So, in the midst of our own lives and anxieties, how do we, you and I, hear the angels sing in 2014?
If you have children, you already know the answer, or, at least, should know the answer. Tonight, when you put your children to bed and tuck them in, look down on their peaceful, innocent, hopeful faces and think long and hard about the great thing that God has done for you in giving you this child, these children to love and care for, to raise up in the Lord. Look hard, listen closely, and, yes, you may even hear the angels sing!
Or, if you are alone, sit and read the Christmas story again, that exciting, thrilling story of angels and Mary and Joseph and shepherds. Do not look for explanations or logic in the mysteries of this event. Just see in it the beauty and wonder of simple people who had come to realize what it means that God has spoken to God’s world through the coming of the Christ child. And, as you read, listen closely, you may also hear the angels sing.
Or, take time to remember the God who has given you your family, your friends, your loved ones, your own life.

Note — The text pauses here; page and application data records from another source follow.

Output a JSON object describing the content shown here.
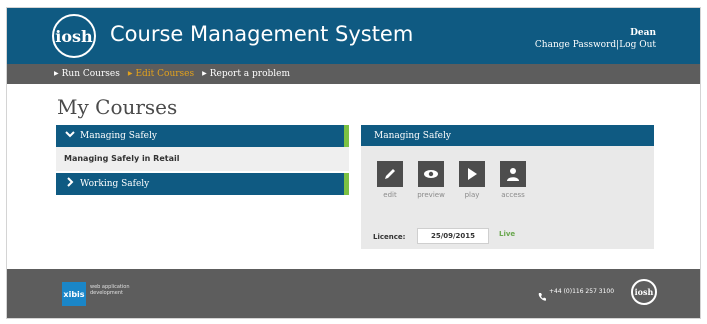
{
  "header": {
    "logo_text": "iosh",
    "app_title": "Course Management System",
    "user": {
      "name": "Dean",
      "change_password": "Change Password",
      "separator": "|",
      "log_out": "Log Out"
    }
  },
  "nav": {
    "items": [
      {
        "label": "Run Courses",
        "active": false
      },
      {
        "label": "Edit Courses",
        "active": true
      },
      {
        "label": "Report a problem",
        "active": false
      }
    ]
  },
  "page": {
    "title": "My Courses"
  },
  "courses": [
    {
      "label": "Managing Safely",
      "expanded": true,
      "children": [
        "Managing Safely in Retail"
      ]
    },
    {
      "label": "Working Safely",
      "expanded": false,
      "children": []
    }
  ],
  "panel": {
    "title": "Managing Safely",
    "actions": [
      {
        "label": "edit",
        "icon": "pencil-icon"
      },
      {
        "label": "preview",
        "icon": "eye-icon"
      },
      {
        "label": "play",
        "icon": "play-icon"
      },
      {
        "label": "access",
        "icon": "user-icon"
      }
    ],
    "licence_label": "Licence:",
    "licence_date": "25/09/2015",
    "status": "Live"
  },
  "footer": {
    "xibis_name": "xibis",
    "xibis_tagline": "web application development",
    "phone": "+44 (0)116 257 3100",
    "logo_text": "iosh"
  },
  "colors": {
    "brand_blue": "#0f5a82",
    "nav_grey": "#5d5d5d",
    "accent_orange": "#e3a21c",
    "accent_green": "#7cc143",
    "live_green": "#6aa84f"
  }
}
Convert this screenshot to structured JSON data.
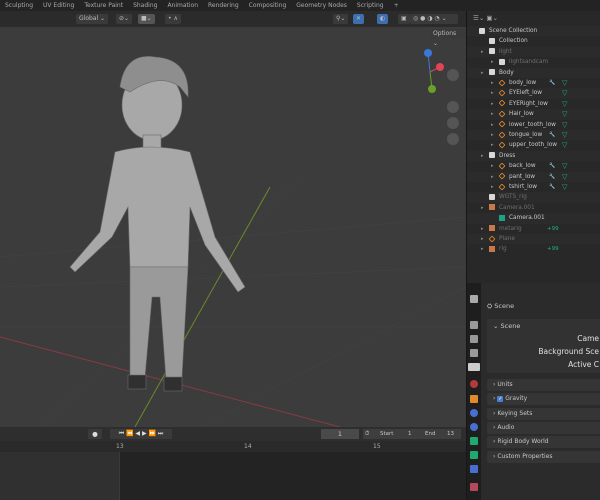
{
  "workspaces": [
    "Sculpting",
    "UV Editing",
    "Texture Paint",
    "Shading",
    "Animation",
    "Rendering",
    "Compositing",
    "Geometry Nodes",
    "Scripting",
    "+"
  ],
  "viewport": {
    "orientation": "Global",
    "options": "Options"
  },
  "outliner": {
    "rows": [
      {
        "label": "Scene Collection",
        "indent": 0,
        "icon": "collection",
        "dim": false
      },
      {
        "label": "Collection",
        "indent": 1,
        "icon": "collection",
        "dim": false
      },
      {
        "label": "light",
        "indent": 1,
        "icon": "collection",
        "dim": true
      },
      {
        "label": "lightsandcam",
        "indent": 2,
        "icon": "collection",
        "dim": true
      },
      {
        "label": "Body",
        "indent": 1,
        "icon": "collection",
        "dim": false
      },
      {
        "label": "body_low",
        "indent": 2,
        "icon": "mesh",
        "dim": false
      },
      {
        "label": "EYEleft_low",
        "indent": 2,
        "icon": "mesh",
        "dim": false
      },
      {
        "label": "EYERight_low",
        "indent": 2,
        "icon": "mesh",
        "dim": false
      },
      {
        "label": "Hair_low",
        "indent": 2,
        "icon": "mesh",
        "dim": false
      },
      {
        "label": "lower_tooth_low",
        "indent": 2,
        "icon": "mesh",
        "dim": false
      },
      {
        "label": "tongue_low",
        "indent": 2,
        "icon": "mesh",
        "dim": false
      },
      {
        "label": "upper_tooth_low",
        "indent": 2,
        "icon": "mesh",
        "dim": false
      },
      {
        "label": "Dress",
        "indent": 1,
        "icon": "collection",
        "dim": false
      },
      {
        "label": "back_low",
        "indent": 2,
        "icon": "mesh",
        "dim": false
      },
      {
        "label": "pant_low",
        "indent": 2,
        "icon": "mesh",
        "dim": false
      },
      {
        "label": "tshirt_low",
        "indent": 2,
        "icon": "mesh",
        "dim": false
      },
      {
        "label": "WGTS_rig",
        "indent": 1,
        "icon": "collection",
        "dim": true
      },
      {
        "label": "Camera.001",
        "indent": 1,
        "icon": "camera",
        "dim": true
      },
      {
        "label": "Camera.001",
        "indent": 2,
        "icon": "camera-data",
        "dim": false
      },
      {
        "label": "metarig",
        "indent": 1,
        "icon": "armature",
        "dim": true
      },
      {
        "label": "Plane",
        "indent": 1,
        "icon": "mesh",
        "dim": true
      },
      {
        "label": "rig",
        "indent": 1,
        "icon": "armature",
        "dim": true
      }
    ],
    "badge": "+99"
  },
  "properties": {
    "header": "Scene",
    "panel": "Scene",
    "fields": [
      "Came",
      "Background Sce",
      "Active C"
    ],
    "subpanels": [
      "Units",
      "Gravity",
      "Keying Sets",
      "Audio",
      "Rigid Body World",
      "Custom Properties"
    ],
    "gravity_checked": true
  },
  "timeline": {
    "current_frame": "1",
    "start_label": "Start",
    "start": "1",
    "end_label": "End",
    "end": "13",
    "ticks": [
      "13",
      "14",
      "15"
    ]
  }
}
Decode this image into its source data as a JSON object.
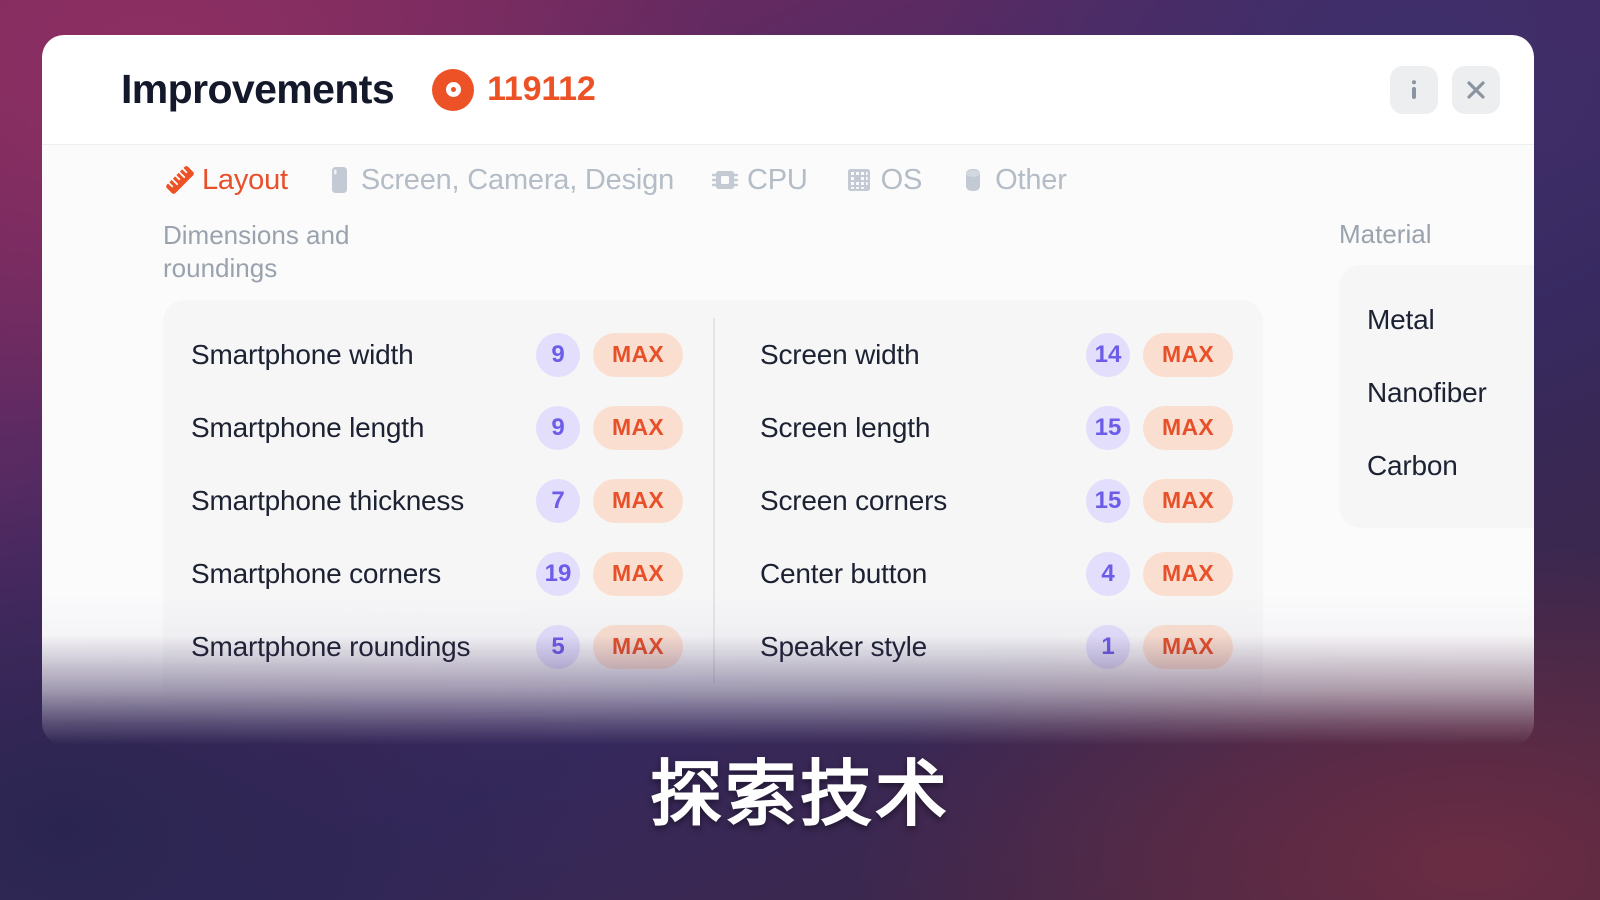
{
  "header": {
    "title": "Improvements",
    "coin_icon": "coin-icon",
    "coin_amount": "119112",
    "info_label": "i",
    "close_label": "×"
  },
  "tabs": [
    {
      "label": "Layout",
      "icon": "ruler-icon",
      "active": true
    },
    {
      "label": "Screen, Camera, Design",
      "icon": "smartphone-icon",
      "active": false
    },
    {
      "label": "CPU",
      "icon": "chip-icon",
      "active": false
    },
    {
      "label": "OS",
      "icon": "grid-icon",
      "active": false
    },
    {
      "label": "Other",
      "icon": "capsule-icon",
      "active": false
    }
  ],
  "layout_section": {
    "title": "Dimensions and\nroundings",
    "columns": [
      {
        "rows": [
          {
            "name": "Smartphone width",
            "level": "9",
            "action": "MAX"
          },
          {
            "name": "Smartphone length",
            "level": "9",
            "action": "MAX"
          },
          {
            "name": "Smartphone thickness",
            "level": "7",
            "action": "MAX"
          },
          {
            "name": "Smartphone corners",
            "level": "19",
            "action": "MAX"
          },
          {
            "name": "Smartphone roundings",
            "level": "5",
            "action": "MAX"
          }
        ]
      },
      {
        "rows": [
          {
            "name": "Screen width",
            "level": "14",
            "action": "MAX"
          },
          {
            "name": "Screen length",
            "level": "15",
            "action": "MAX"
          },
          {
            "name": "Screen corners",
            "level": "15",
            "action": "MAX"
          },
          {
            "name": "Center button",
            "level": "4",
            "action": "MAX"
          },
          {
            "name": "Speaker style",
            "level": "1",
            "action": "MAX"
          }
        ]
      }
    ]
  },
  "material_section": {
    "title": "Material",
    "rows": [
      {
        "name": "Metal"
      },
      {
        "name": "Nanofiber"
      },
      {
        "name": "Carbon"
      }
    ]
  },
  "caption": "探索技术",
  "colors": {
    "accent_orange": "#e8502a",
    "coin_orange": "#ed5226",
    "badge_purple_bg": "#e2defb",
    "badge_purple_text": "#6c5ce7",
    "max_pill_bg": "#fadfd1",
    "panel_bg": "#f6f6f7",
    "muted_text": "#9aa3ad",
    "title_text": "#13182b"
  }
}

If you are married and with your spouse, hold hands a while and remember again the promises you made on your wedding day. Listen closely. You may even hear the angels sing.
And, Wednesday, when you attend Christmas Eve services here at Mt. Olive, enter into those services with your whole heart. Sing the Christmas hymns as if you had written them yourself! Make your offerings generously. Listen to God speaking to you. Remind yourself that, whatever temporary setbacks you may have this year, surely God is in this place and in our lives. Then, listen, and you may hear the angels speak and sing to you.
Of course, I cannot draw you a picture of these angels. I cannot write down the music of the angels’ song for you. I can only say what I believe an angel is like and that is simply this – Angels are a way we describe what cannot be described, those incredible spiritual experiences, when somehow we become aware of some message that God wants us to know.
As this Advent draws to a close and Christmas approaches, listen. We, too, you and I, can hear the angels sing!.
The Rev. Eric Christopher Shafer
Senior Pastor - Mt. Olive Lutheran Church
Santa Monica, California
Will the angels ever sing again?
Sermon for 4th Advent
Written by Rev. Eric Christopher Shafer.
December 20/21, 2014
Mt. Olive Lutheran, Santa Monica